[Website and app data records]
☆ ☆ ☆ ☆

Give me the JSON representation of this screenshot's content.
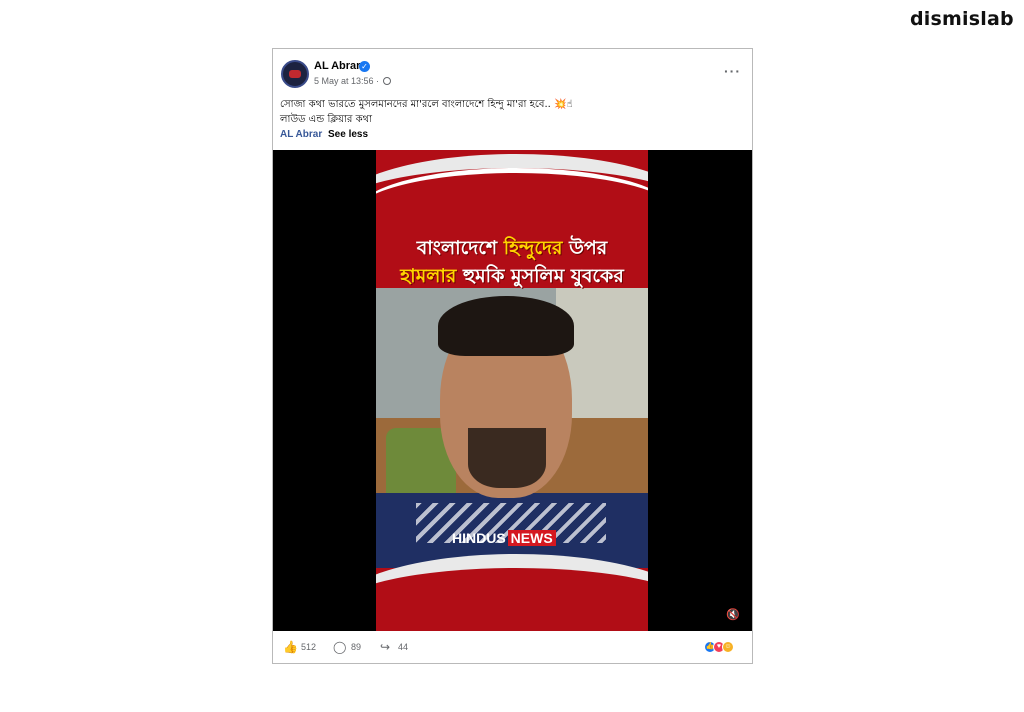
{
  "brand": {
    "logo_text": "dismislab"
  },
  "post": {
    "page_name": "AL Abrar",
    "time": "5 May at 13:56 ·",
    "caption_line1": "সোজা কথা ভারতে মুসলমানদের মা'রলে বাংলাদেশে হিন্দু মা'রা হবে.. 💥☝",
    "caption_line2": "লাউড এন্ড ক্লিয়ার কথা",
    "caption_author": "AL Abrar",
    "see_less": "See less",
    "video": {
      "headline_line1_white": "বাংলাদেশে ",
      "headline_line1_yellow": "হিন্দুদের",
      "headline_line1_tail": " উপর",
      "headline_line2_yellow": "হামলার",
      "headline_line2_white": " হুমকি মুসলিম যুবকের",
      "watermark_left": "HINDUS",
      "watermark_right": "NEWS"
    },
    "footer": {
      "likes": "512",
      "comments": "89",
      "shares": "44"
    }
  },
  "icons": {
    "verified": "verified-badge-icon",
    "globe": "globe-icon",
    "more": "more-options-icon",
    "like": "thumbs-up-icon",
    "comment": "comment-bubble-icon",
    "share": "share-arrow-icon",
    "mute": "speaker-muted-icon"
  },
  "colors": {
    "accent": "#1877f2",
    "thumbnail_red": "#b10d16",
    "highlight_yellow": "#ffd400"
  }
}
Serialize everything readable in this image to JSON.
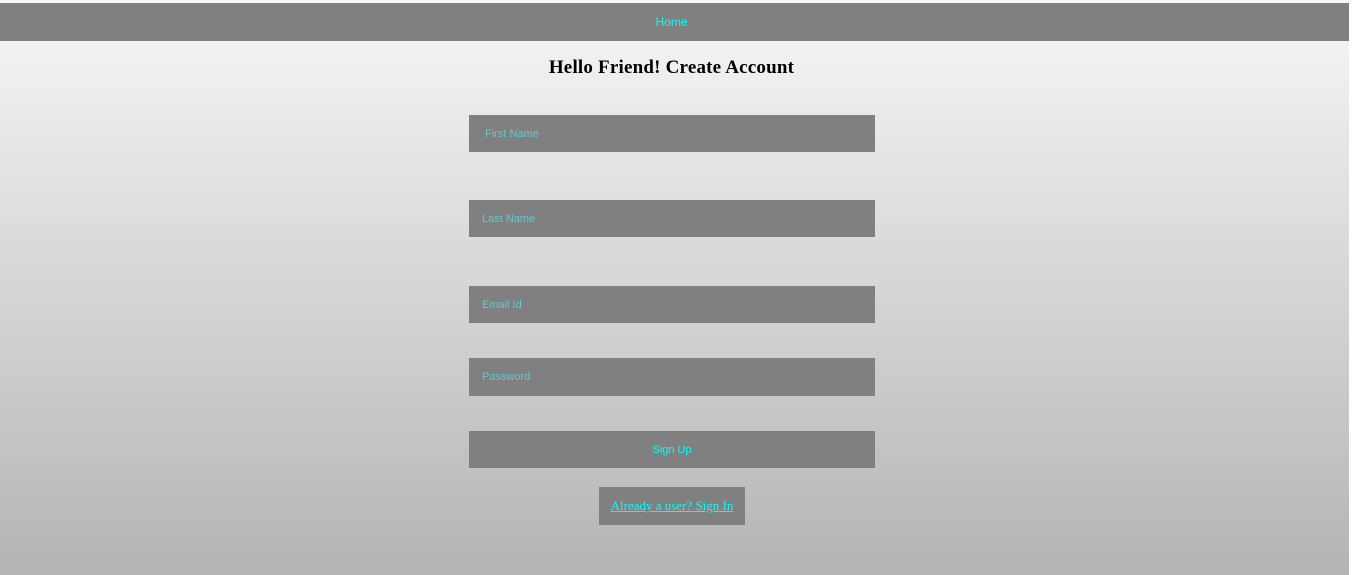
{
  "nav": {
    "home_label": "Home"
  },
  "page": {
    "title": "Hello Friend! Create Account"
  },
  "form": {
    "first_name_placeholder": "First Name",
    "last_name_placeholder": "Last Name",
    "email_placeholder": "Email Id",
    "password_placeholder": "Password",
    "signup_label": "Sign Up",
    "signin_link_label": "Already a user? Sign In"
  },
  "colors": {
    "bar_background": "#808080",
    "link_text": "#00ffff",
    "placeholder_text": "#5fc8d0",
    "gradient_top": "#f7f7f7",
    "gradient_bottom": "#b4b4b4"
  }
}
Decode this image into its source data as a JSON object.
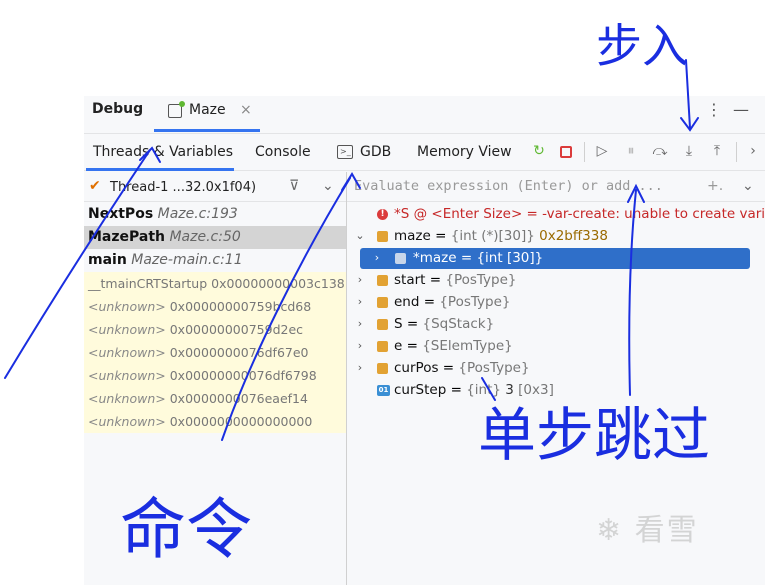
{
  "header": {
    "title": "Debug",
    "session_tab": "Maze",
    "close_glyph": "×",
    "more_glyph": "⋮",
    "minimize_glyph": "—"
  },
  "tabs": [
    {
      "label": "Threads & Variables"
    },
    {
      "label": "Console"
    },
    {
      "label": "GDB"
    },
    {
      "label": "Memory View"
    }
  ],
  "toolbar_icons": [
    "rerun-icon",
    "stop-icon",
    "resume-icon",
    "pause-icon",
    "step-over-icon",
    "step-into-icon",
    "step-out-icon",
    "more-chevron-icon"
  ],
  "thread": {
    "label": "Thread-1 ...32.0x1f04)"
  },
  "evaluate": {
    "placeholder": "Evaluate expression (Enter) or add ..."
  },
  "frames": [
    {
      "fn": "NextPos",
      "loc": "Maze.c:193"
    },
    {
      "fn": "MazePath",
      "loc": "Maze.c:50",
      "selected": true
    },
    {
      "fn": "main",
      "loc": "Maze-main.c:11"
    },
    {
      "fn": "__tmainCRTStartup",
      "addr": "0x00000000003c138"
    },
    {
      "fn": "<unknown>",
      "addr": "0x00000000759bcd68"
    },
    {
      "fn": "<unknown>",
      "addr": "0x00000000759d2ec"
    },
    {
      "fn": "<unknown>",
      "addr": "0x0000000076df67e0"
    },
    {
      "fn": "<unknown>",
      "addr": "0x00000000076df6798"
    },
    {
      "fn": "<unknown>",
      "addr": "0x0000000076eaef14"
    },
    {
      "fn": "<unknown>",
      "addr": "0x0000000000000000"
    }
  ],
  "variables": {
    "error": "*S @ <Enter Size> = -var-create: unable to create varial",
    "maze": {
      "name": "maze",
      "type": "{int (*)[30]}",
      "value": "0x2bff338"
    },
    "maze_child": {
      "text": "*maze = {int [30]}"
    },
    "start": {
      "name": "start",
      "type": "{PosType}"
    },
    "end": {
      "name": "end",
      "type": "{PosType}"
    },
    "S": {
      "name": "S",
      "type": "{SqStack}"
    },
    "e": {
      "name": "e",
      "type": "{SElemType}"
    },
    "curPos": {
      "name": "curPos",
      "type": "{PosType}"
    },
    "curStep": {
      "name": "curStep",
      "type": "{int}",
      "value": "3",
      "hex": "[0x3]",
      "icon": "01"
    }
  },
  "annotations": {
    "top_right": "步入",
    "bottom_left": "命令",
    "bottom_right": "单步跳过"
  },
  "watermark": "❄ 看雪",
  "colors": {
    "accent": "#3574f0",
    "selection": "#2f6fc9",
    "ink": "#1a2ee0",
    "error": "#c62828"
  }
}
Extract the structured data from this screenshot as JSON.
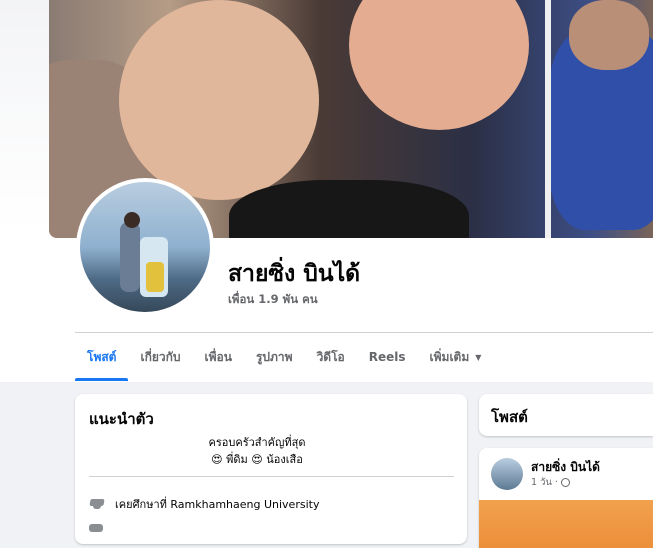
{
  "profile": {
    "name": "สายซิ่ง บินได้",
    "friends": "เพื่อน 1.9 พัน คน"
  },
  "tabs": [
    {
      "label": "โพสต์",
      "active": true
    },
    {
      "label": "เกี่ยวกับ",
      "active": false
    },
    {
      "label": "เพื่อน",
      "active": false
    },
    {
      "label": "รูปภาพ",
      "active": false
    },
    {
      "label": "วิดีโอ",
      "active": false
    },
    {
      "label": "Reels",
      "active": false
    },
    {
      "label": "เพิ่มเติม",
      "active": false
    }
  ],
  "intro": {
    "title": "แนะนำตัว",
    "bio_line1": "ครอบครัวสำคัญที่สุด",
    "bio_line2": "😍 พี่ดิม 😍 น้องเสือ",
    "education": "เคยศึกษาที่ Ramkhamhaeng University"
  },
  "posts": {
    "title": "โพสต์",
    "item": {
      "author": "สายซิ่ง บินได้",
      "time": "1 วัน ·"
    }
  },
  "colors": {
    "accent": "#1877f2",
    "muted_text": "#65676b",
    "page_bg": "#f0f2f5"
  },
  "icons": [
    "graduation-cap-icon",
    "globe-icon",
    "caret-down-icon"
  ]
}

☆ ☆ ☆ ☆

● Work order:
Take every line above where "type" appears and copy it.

● Solution to this problem:
      "type": "{int (*)[30]}",
      "type": "{PosType}"
      "type": "{PosType}"
      "type": "{SqStack}"
      "type": "{SElemType}"
      "type": "{PosType}"
      "type": "{int}",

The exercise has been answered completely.